As president, Heine took to the international stage to share the story of her country and the many difficult decisions her compatriots are facing, including the possibility of relocating. She chairs the Climate Vulnerable Forum, a group of some 50 countries particularly in peril from climate change, despite having contributed a pittance to atmospheric greenhouse gases. Heine is adamant that everyone needs to take immediate action. While president, she committed the Marshall Islands to going carbon-neutral by 2050, and the nation was the first to submit its emissions pledge under the Paris Agreement. The Pacific Island’s first female leader, former president Heine has been recognized by Time magazine as one of 15 women leading the fight against climate change.
Wu Changhua – CEO, Future Innovation Center
Wu Changhua is a recognized global leader fighting climate change. Back in 1990, when she started documenting environmental issues as a young photojournalist in Beijing, she thought it was “all about planting trees and keeping the streets clean.” Few policymakers in China knew any different, prioritizing unbridled growth at any cost.
As she moved into business and advocacy, she learned fast, and her patient cajoling helped shepherd the rehabilitation of the world’s No. 2 economy from an environmental pariah to a champion of green issues on the global stage. It involved tact. While international institutions publicly scolded China for its belching factories and toxic waterways, Wu worked with various officials behind the scenes to help infuse global standards into industry and urban planning.
“For a long-time we were ignored and marginalized, but now we’re pretty much mainstream,” says Wu.

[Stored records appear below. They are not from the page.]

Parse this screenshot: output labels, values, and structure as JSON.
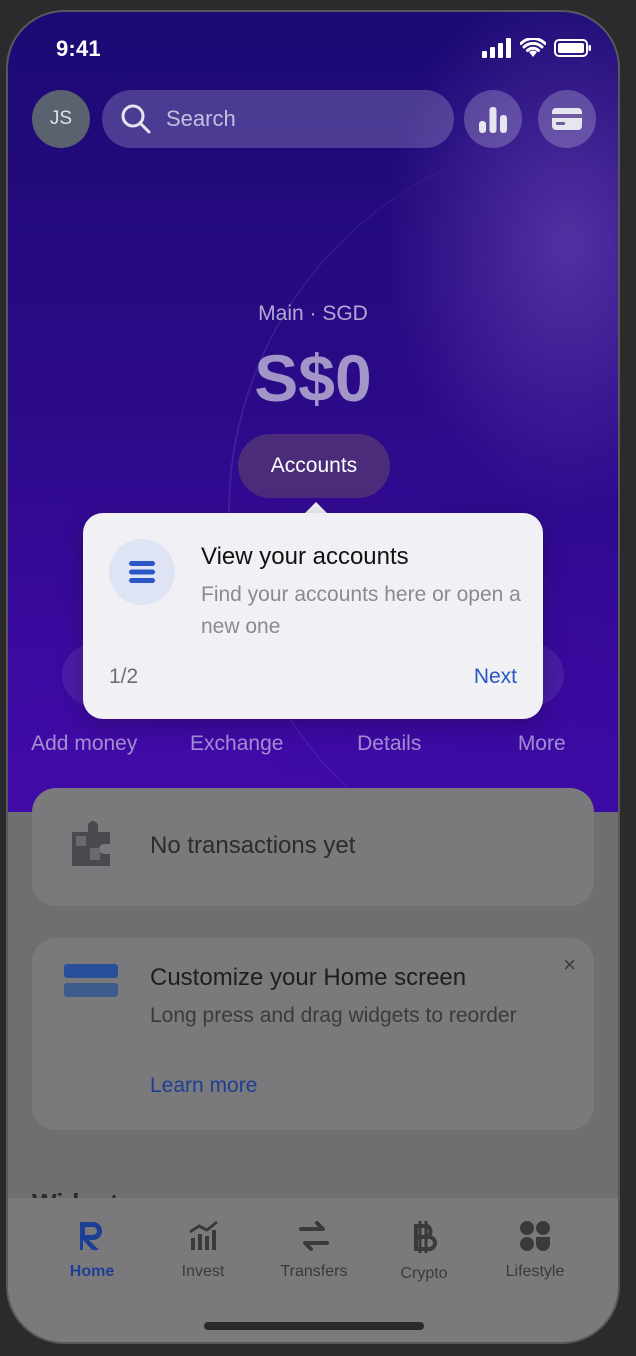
{
  "status_bar": {
    "time": "9:41"
  },
  "header": {
    "avatar_initials": "JS",
    "search_placeholder": "Search",
    "analytics_icon": "bar-chart-icon",
    "cards_icon": "card-icon"
  },
  "balance": {
    "label": "Main · SGD",
    "amount": "S$0",
    "accounts_button": "Accounts"
  },
  "actions": [
    {
      "label": "Add money"
    },
    {
      "label": "Exchange"
    },
    {
      "label": "Details"
    },
    {
      "label": "More"
    }
  ],
  "transactions": {
    "empty_text": "No transactions yet",
    "icon": "puzzle-icon"
  },
  "customize": {
    "title": "Customize your Home screen",
    "description": "Long press and drag widgets to reorder",
    "link": "Learn more",
    "close": "×"
  },
  "widgets": {
    "title": "Widgets"
  },
  "tabbar": [
    {
      "label": "Home",
      "icon": "revolut-r-icon",
      "active": true
    },
    {
      "label": "Invest",
      "icon": "invest-chart-icon",
      "active": false
    },
    {
      "label": "Transfers",
      "icon": "transfer-arrows-icon",
      "active": false
    },
    {
      "label": "Crypto",
      "icon": "bitcoin-icon",
      "active": false
    },
    {
      "label": "Lifestyle",
      "icon": "lifestyle-grid-icon",
      "active": false
    }
  ],
  "tooltip": {
    "title": "View your accounts",
    "description": "Find your accounts here or open a new one",
    "step": "1/2",
    "next": "Next"
  },
  "colors": {
    "accent": "#2856c6",
    "hero": "#2a0a86"
  }
}
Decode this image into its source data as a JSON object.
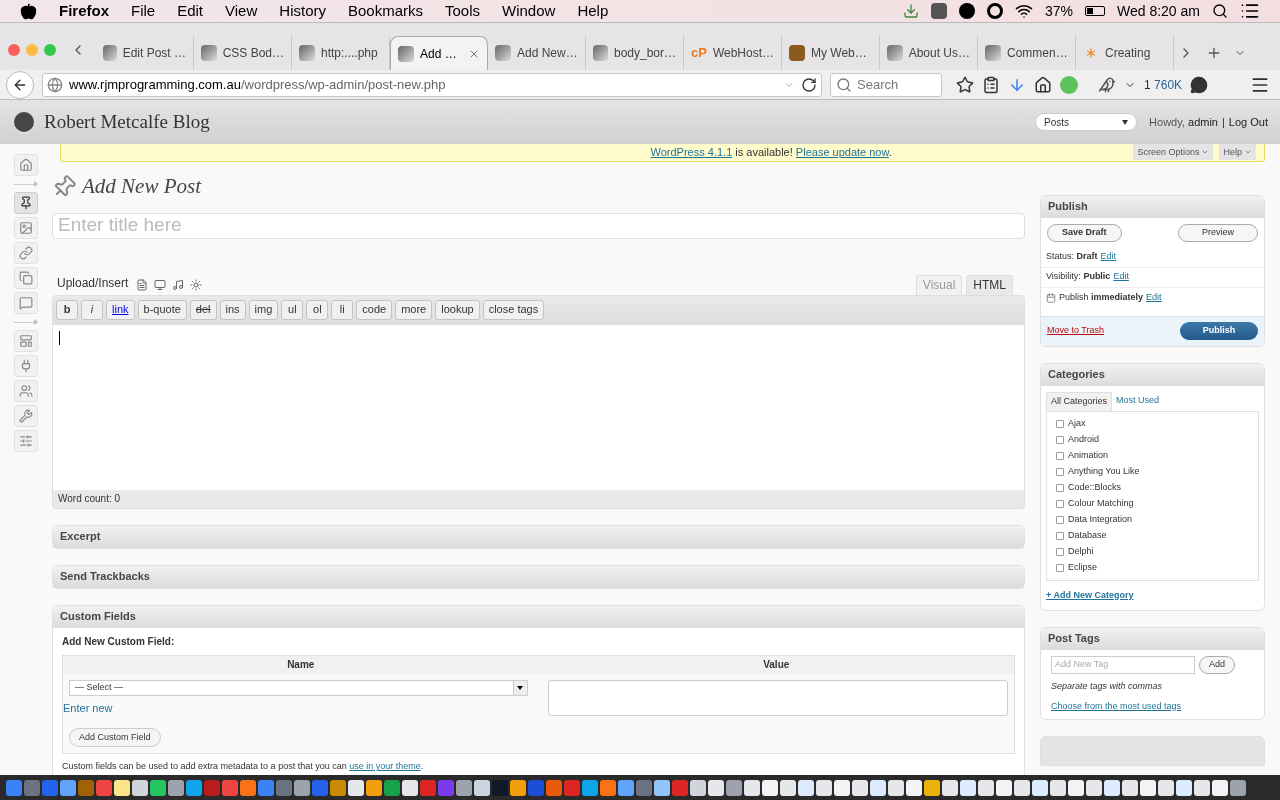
{
  "menubar": {
    "app": "Firefox",
    "menus": [
      "File",
      "Edit",
      "View",
      "History",
      "Bookmarks",
      "Tools",
      "Window",
      "Help"
    ],
    "battery": "37%",
    "clock": "Wed 8:20 am"
  },
  "tabs": [
    {
      "label": "Edit Post …",
      "selected": false,
      "kind": "generic"
    },
    {
      "label": "CSS Bod…",
      "selected": false,
      "kind": "generic"
    },
    {
      "label": "http:....php",
      "selected": false,
      "kind": "generic"
    },
    {
      "label": "Add …",
      "selected": true,
      "kind": "generic"
    },
    {
      "label": "Add New…",
      "selected": false,
      "kind": "generic"
    },
    {
      "label": "body_bor…",
      "selected": false,
      "kind": "generic"
    },
    {
      "label": "WebHost…",
      "selected": false,
      "kind": "text",
      "favicon_text": "cP"
    },
    {
      "label": "My Web…",
      "selected": false,
      "kind": "app"
    },
    {
      "label": "About Us…",
      "selected": false,
      "kind": "generic"
    },
    {
      "label": "Commen…",
      "selected": false,
      "kind": "generic"
    },
    {
      "label": "Creating",
      "selected": false,
      "kind": "asterisk"
    }
  ],
  "urlbar": {
    "host": "www.rjmprogramming.com.au",
    "path": "/wordpress/wp-admin/post-new.php",
    "search_placeholder": "Search",
    "count": "1",
    "size": "760K"
  },
  "wp_header": {
    "site_title": "Robert Metcalfe Blog",
    "favorites": "Posts",
    "howdy": "Howdy,",
    "user": "admin",
    "separator": "|",
    "logout": "Log Out"
  },
  "notice": {
    "link": "WordPress 4.1.1",
    "middle": " is available! ",
    "update_link": "Please update now",
    "end": ".",
    "screen_options": "Screen Options",
    "help": "Help"
  },
  "sidebar": {
    "items": [
      {
        "kind": "item",
        "selected": false
      },
      {
        "kind": "separator"
      },
      {
        "kind": "item",
        "selected": true
      },
      {
        "kind": "item",
        "selected": false
      },
      {
        "kind": "item",
        "selected": false
      },
      {
        "kind": "item",
        "selected": false
      },
      {
        "kind": "item",
        "selected": false
      },
      {
        "kind": "separator"
      },
      {
        "kind": "item",
        "selected": false
      },
      {
        "kind": "item",
        "selected": false
      },
      {
        "kind": "item",
        "selected": false
      },
      {
        "kind": "item",
        "selected": false
      },
      {
        "kind": "item",
        "selected": false
      }
    ]
  },
  "editor": {
    "page_title": "Add New Post",
    "title_placeholder": "Enter title here",
    "upload_label": "Upload/Insert",
    "tabs": [
      {
        "label": "Visual",
        "selected": false
      },
      {
        "label": "HTML",
        "selected": true
      }
    ],
    "quicktags": [
      {
        "label": "b",
        "kind": "bold"
      },
      {
        "label": "i",
        "kind": "italic"
      },
      {
        "label": "link",
        "kind": "link"
      },
      {
        "label": "b-quote",
        "kind": "plain"
      },
      {
        "label": "del",
        "kind": "strike"
      },
      {
        "label": "ins",
        "kind": "plain"
      },
      {
        "label": "img",
        "kind": "plain"
      },
      {
        "label": "ul",
        "kind": "plain"
      },
      {
        "label": "ol",
        "kind": "plain"
      },
      {
        "label": "li",
        "kind": "plain"
      },
      {
        "label": "code",
        "kind": "plain"
      },
      {
        "label": "more",
        "kind": "plain"
      },
      {
        "label": "lookup",
        "kind": "plain"
      },
      {
        "label": "close tags",
        "kind": "plain"
      }
    ],
    "word_count": "Word count: 0"
  },
  "collapsed_boxes": [
    "Excerpt",
    "Send Trackbacks"
  ],
  "custom_fields": {
    "title": "Custom Fields",
    "subtitle": "Add New Custom Field:",
    "columns": [
      "Name",
      "Value"
    ],
    "select": "— Select —",
    "enter_new": "Enter new",
    "button": "Add Custom Field",
    "note": "Custom fields can be used to add extra metadata to a post that you can ",
    "note_link": "use in your theme",
    "note_end": "."
  },
  "publish": {
    "title": "Publish",
    "save_draft": "Save Draft",
    "preview": "Preview",
    "rows": [
      {
        "kind": "text",
        "label": "Status:",
        "value": "Draft",
        "link": "Edit"
      },
      {
        "kind": "text",
        "label": "Visibility:",
        "value": "Public",
        "link": "Edit"
      },
      {
        "kind": "calendar",
        "label": "Publish",
        "value": "immediately",
        "link": "Edit"
      }
    ],
    "trash": "Move to Trash",
    "publish_button": "Publish"
  },
  "categories": {
    "title": "Categories",
    "tabs": [
      {
        "label": "All Categories",
        "selected": true
      },
      {
        "label": "Most Used",
        "selected": false
      }
    ],
    "items": [
      {
        "label": "Ajax",
        "checked": false
      },
      {
        "label": "Android",
        "checked": false
      },
      {
        "label": "Animation",
        "checked": false
      },
      {
        "label": "Anything You Like",
        "checked": false
      },
      {
        "label": "Code::Blocks",
        "checked": false
      },
      {
        "label": "Colour Matching",
        "checked": false
      },
      {
        "label": "Data Integration",
        "checked": false
      },
      {
        "label": "Database",
        "checked": false
      },
      {
        "label": "Delphi",
        "checked": false
      },
      {
        "label": "Eclipse",
        "checked": false
      }
    ],
    "add_new": "+ Add New Category"
  },
  "post_tags": {
    "title": "Post Tags",
    "placeholder": "Add New Tag",
    "button": "Add",
    "hint": "Separate tags with commas",
    "link": "Choose from the most used tags"
  }
}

Now CEO of the Future Innovation Center, Wu continues to advise governments and corporations on sustainability strategy and the low-carbon economy. She sits on many boards and advisory boards of regional and global platforms to drive innovation and accelerate solutions to achieve Sustainable Development Goals. She is also a member of Global Future Council of Electricity, World Economic Forum 2020-2021.
Yong Jung Cho – Climate Action and Political Campaign Organizer and Activist
Yong Jung Cho is an organizer and activist with experience working on a variety of climate action and political campaigns to pressure politicians to take a stand for climate justice. Cho is a co-founder of #AllofUs, a movement which fights for an America that truly stands with all its people. The organization pressures politicians to fight for the things working people need to thrive and support a new generation of leaders.
During the 2016 presidential primary season, Yong Jung was the campaign coordinator for 350.org. She trained hundreds of persistent volunteers to confront Republican candidates on their climate denial and fossil fuel agenda. They also got Hillary Clinton on record to oppose the Keystone XL pipeline and oppose fossil fuel extraction on public lands.
Fusion.net featured Cho as one of the 30 women who literally changed the 2016 election. At 350.org, she also coordinated student leadership development programs and organized the 50,000 person youth and student contingent for 2014 People’s Climate March.